=== Source information ===

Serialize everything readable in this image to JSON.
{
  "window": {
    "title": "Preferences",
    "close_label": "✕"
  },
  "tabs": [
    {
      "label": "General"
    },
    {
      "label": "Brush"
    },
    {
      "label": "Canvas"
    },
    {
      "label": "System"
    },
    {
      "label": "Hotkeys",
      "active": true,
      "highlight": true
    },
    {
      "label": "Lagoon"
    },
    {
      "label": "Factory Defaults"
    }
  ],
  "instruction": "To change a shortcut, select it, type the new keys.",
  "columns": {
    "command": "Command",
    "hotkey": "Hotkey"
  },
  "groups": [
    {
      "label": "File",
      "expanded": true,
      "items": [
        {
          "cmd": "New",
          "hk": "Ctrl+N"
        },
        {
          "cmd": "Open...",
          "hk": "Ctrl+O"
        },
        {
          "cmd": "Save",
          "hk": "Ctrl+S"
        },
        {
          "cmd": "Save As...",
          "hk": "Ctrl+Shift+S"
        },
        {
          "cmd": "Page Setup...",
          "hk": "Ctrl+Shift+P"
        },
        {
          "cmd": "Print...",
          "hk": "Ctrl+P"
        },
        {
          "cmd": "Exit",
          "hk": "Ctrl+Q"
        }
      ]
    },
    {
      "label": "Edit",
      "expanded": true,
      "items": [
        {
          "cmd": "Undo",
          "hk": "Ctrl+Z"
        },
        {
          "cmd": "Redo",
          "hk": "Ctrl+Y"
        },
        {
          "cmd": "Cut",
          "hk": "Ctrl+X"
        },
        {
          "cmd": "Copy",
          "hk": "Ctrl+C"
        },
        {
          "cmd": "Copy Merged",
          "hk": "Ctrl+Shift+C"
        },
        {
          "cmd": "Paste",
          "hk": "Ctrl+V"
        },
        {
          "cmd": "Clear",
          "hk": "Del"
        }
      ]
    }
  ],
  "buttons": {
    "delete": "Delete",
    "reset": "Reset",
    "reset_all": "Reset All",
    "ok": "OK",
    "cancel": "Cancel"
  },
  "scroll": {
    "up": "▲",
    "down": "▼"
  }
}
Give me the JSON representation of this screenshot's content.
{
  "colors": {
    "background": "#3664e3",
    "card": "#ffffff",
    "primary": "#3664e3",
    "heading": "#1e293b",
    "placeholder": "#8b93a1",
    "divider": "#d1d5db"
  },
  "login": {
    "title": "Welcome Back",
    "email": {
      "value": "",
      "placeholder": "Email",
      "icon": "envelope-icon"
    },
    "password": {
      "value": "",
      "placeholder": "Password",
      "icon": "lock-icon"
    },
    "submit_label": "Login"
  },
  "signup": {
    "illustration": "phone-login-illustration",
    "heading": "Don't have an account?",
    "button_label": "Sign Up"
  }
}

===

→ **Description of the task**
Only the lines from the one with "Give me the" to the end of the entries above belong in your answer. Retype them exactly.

→ **Output of the task**
Give me the JSON representation of this screenshot's content.
{
  "colors": {
    "background": "#3664e3",
    "card": "#ffffff",
    "primary": "#3664e3",
    "heading": "#1e293b",
    "placeholder": "#8b93a1",
    "divider": "#d1d5db"
  },
  "login": {
    "title": "Welcome Back",
    "email": {
      "value": "",
      "placeholder": "Email",
      "icon": "envelope-icon"
    },
    "password": {
      "value": "",
      "placeholder": "Password",
      "icon": "lock-icon"
    },
    "submit_label": "Login"
  },
  "signup": {
    "illustration": "phone-login-illustration",
    "heading": "Don't have an account?",
    "button_label": "Sign Up"
  }
}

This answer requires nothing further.